The error rate would imply that this worker is essentially random. A clear case of a worker that should be banned.

After a careful inspection though, you can see that this is not the case. This is the confusion matrix of a worker that tends to be much more conservative than others and classifies 65% of the "G" pages as "PG13". Similarly, all the pages tat are in reality "PG13" are classified as "R". (This worker was a parent with young children and was much more strict on what content would pass as "G" vs "PG13.)

In a sense, this is a a pretty careful worker! Even though this worker does mix up R and PG13 pages, there is a very clear separation between G and PG13/R pages. Still the error rate alone would put this worker very clearly in the spam category.

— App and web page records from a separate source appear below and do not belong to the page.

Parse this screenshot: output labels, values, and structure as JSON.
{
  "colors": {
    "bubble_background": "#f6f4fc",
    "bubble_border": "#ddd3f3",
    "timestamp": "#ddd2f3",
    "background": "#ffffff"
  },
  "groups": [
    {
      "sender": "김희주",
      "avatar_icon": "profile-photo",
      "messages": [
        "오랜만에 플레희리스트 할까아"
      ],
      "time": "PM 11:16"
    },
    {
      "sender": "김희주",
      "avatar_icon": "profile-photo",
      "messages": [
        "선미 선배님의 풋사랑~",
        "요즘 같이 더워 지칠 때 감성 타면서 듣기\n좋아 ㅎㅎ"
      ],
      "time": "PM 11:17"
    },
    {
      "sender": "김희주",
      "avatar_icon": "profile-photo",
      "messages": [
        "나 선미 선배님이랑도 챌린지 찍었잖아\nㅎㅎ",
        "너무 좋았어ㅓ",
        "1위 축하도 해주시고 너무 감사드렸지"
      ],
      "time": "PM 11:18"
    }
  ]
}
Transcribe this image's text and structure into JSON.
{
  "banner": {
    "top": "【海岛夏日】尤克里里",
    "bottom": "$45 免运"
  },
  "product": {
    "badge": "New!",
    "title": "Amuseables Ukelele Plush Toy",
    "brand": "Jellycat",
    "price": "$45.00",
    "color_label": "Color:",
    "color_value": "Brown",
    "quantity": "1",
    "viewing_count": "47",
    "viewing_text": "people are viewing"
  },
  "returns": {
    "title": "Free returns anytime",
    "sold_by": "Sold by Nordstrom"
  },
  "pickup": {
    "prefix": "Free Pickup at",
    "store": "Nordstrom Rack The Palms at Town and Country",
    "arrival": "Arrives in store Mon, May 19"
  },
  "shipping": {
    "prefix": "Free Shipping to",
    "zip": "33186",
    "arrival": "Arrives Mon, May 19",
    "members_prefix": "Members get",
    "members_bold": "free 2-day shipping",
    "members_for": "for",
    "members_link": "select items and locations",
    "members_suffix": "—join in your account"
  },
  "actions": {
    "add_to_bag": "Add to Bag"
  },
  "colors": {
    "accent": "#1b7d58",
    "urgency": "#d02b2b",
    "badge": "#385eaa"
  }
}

Solution: Examine Ambiguity not Errors

You will notice that one thing that separates spammers from legitimate workers is the information provided by their answers. A spammer that gives the same reply all the time does not give us any information. In contrast, when the biased worker gives the answer "PG13", we know that this corresponds to a page that in reality belongs to the "G" class. Even if the answer is wrong, we can always guess the correct answer!

So, by "reversing" the errors, we can see how ambiguous are the answers of a worker, and use this information to decide whether to reject a worker or not.

You can find more details about the process in our HCOMP 2010 paper "Quality Management on Amazon Mechanical Turk".

You can also find a demo of the algorithm at http://qmturk.appspot.com/ and you can plug your own data to see how it works. The code will take as input the responses of the workers, the misclassification costs, and the "gold" data points, if you have any. The demo returns the confusion matrix for each worker, and the estimated "cost" of each worker. The output is plain text and kind of ugly but you can find what you need.

The code is also open source and available at Google Code.

If you have any questions, just drop me an email!